My Liddle Syndrome is quite rare, an unlikely outcome from my journey, but it must be under diagnosed given how hard it was for me to obtain this clarity. My mutation is labeled a ‘variant,’ in part because I didn’t have the classic presentation of HBP in childhood and because my lab values for aldosterone and renin weren’t as low as expected for the Syndrome. But in further reading about this mutation, it is clear that many with the condition are variants. In one family of 5, each member’s condition presented differently. If your hypertension does not respond to the usual treatments, consider asking your prescriber for the diuretic amiloride. My HBP decisively responded in days to this old drug.

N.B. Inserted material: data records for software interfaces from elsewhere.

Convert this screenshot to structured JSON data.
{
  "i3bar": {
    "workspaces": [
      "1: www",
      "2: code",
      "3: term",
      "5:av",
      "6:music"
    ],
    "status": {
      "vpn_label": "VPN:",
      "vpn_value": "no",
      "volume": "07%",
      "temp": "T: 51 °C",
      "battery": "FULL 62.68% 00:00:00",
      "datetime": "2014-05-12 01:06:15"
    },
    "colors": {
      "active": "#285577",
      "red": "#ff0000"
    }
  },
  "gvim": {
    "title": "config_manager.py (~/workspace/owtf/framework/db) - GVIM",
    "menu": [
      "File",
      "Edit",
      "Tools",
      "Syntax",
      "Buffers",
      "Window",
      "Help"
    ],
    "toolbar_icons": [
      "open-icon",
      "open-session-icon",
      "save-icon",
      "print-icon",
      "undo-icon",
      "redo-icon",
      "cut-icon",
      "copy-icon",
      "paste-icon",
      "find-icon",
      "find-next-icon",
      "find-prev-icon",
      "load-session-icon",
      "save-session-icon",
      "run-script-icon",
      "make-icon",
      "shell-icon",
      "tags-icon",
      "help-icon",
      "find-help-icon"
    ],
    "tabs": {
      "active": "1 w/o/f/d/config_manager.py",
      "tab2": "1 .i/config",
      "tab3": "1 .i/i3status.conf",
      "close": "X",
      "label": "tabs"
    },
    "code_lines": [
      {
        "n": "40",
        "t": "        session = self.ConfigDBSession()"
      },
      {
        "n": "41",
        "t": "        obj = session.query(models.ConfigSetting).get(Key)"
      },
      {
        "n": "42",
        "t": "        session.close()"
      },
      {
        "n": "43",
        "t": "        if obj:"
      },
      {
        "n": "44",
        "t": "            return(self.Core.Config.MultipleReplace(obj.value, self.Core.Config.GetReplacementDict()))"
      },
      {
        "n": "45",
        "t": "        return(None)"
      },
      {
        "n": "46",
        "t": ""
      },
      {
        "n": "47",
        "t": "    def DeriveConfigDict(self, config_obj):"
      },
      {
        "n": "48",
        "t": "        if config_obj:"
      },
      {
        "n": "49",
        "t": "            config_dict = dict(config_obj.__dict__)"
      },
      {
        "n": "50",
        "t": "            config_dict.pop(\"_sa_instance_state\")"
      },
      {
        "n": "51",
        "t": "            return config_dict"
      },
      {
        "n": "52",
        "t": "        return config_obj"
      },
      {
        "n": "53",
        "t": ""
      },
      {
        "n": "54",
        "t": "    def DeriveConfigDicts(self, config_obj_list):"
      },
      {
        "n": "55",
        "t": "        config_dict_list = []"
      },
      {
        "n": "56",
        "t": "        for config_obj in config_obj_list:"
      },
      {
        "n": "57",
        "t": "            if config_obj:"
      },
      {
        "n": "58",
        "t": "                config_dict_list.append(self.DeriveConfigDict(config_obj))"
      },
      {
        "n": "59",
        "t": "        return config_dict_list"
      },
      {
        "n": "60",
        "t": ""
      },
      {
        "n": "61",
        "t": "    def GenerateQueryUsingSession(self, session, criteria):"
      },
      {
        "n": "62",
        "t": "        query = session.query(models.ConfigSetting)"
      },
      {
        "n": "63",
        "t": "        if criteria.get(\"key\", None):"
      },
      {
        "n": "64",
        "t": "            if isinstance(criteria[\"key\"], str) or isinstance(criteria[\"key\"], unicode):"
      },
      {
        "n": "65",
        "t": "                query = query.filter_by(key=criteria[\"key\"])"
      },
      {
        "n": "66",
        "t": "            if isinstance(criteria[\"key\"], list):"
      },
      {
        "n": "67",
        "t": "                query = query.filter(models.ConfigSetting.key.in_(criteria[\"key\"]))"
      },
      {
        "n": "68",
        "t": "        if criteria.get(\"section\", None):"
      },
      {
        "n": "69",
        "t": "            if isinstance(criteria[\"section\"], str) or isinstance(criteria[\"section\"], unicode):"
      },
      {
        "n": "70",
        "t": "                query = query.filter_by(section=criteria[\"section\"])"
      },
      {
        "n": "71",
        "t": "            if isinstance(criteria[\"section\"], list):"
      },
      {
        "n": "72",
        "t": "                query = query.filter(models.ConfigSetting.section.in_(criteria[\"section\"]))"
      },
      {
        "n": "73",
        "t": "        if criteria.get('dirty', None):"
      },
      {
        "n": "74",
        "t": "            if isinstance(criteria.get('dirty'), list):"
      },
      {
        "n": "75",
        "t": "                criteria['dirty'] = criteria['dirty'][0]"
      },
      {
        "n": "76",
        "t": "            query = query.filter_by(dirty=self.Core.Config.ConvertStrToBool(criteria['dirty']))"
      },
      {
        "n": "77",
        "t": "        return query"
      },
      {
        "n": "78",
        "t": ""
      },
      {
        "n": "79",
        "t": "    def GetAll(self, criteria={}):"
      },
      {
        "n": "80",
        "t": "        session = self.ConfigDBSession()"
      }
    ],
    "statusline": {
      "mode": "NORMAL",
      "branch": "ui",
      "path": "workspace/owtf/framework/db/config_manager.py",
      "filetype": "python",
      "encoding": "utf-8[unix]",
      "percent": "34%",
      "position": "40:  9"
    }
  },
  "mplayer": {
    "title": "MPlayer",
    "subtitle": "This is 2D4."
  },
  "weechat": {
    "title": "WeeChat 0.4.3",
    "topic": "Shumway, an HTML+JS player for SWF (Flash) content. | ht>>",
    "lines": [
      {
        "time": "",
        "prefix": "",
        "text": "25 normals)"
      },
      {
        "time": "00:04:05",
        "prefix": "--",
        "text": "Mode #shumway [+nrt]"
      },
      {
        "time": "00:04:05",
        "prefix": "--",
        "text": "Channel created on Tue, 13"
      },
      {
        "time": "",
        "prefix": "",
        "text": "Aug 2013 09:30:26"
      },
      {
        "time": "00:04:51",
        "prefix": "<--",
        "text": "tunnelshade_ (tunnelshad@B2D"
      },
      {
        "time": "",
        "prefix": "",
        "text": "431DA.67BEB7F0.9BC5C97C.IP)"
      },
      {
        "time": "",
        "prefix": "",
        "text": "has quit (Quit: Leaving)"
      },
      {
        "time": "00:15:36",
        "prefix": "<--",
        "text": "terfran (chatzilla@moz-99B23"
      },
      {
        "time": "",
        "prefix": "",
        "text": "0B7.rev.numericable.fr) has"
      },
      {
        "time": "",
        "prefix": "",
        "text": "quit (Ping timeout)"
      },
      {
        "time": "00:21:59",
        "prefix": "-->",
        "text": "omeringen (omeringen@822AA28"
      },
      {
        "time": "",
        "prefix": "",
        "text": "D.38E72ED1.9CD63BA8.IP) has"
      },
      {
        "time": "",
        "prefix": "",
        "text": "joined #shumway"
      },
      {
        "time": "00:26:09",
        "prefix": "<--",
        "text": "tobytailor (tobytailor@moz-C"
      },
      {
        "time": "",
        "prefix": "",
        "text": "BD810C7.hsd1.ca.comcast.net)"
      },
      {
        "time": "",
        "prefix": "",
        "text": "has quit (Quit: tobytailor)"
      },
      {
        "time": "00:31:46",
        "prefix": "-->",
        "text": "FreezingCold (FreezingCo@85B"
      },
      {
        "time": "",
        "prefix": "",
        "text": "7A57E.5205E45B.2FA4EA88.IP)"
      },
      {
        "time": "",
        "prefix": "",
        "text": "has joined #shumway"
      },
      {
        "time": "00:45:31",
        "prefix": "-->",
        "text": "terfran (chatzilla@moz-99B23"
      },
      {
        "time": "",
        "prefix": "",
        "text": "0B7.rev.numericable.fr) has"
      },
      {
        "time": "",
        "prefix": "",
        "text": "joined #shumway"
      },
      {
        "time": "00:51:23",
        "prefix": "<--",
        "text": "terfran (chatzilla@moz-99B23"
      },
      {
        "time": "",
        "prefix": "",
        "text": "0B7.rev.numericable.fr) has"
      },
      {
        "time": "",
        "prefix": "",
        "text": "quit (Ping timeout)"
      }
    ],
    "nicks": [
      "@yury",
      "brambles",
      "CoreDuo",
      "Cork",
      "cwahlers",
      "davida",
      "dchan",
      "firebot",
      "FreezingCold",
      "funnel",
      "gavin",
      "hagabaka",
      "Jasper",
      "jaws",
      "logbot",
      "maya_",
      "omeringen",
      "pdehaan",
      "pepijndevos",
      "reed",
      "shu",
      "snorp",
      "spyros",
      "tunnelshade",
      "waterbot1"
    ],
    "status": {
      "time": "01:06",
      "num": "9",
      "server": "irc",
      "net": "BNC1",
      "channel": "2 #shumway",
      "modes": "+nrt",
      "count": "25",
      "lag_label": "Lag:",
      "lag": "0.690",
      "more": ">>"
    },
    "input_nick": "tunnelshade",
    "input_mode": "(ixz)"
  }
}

He or she can evaluate if there would be any harm in giving this long shot treatment a try, a treatment that can be diagnostic.

Out-of-Pocket Costs of My 2 Year Treatment Journey: $21,500
Direct Costs: $6300
..seen by 5 MD’s: 2 internists, 2 nephrologists, 1 cardiologist
..consulted with 4 naturopaths
..2 treatment sessions with a hypnotist
..35 acupuncture appts with 5 different practitioners + Chinese herbs on prescription medications
..2 devices

Indirect Expenses (triggered by medication side-effects): $15,200
..4 electric bikes; a pair in 2018 and a more suitable pair in 2019
..shipping our custom touring bikes from Italy to home in 2018